This problem was confusing me so any help would be appreciated!

Write both the parametric and symmetric equations of the line of intersection of the planes with the equations 2x - y + z = 5 and x + y - z = 1.

Printable View

- July 15th 2007, 05:52 AMclockinglyParametric equations of plane problem
This problem was confusing me so any help would be appreciated!

Write both the parametric and symmetric equations of the line of intersection of the planes with the equations 2x - y + z = 5 and x + y - z = 1. - July 15th 2007, 06:42 AMThePerfectHacker
If then:

Thus, and

If then:

Thus, and

Thus, we have that this line must contains the points

Thus, the Symettric Equation is:

Note, this is a zero in the denominator of the first fraction, it is a useful notation I saw in a Russian Textbook* which simply means constantly, so it is just a shorthand notation.

*)If you are interested the Textbook was written by Perelman!
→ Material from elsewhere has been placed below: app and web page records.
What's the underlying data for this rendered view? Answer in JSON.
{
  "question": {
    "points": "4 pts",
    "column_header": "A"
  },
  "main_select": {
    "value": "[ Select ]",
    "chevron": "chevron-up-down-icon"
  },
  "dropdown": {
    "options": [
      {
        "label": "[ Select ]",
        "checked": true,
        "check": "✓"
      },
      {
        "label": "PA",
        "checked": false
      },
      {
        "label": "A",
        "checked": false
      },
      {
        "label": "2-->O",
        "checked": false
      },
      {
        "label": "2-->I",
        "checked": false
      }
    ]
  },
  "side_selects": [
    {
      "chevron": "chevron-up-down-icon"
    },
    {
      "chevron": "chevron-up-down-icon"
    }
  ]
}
Not Perelman you think it is but his grandfather! - July 15th 2007, 06:52 AMJhevon
- July 15th 2007, 06:57 AMThePerfectHacker
- July 15th 2007, 07:52 AMSoroban
Hello, clockingly!

Quote:

Write both the parametric and symmetric equations of the line of intersection

of the planes with the equations: .

We have: .

Add [1] and [2]: .

Substitute into [2]: .

We have as a function of

On the right side, replace with a parameter .

. . . . .*. . . There!*

- July 15th 2007, 07:55 AMJhevon
- July 15th 2007, 08:09 AMPlato
The customary notation used in textbooks in North America for the symmetric form in which one direction number is zero is to use a semicolon: .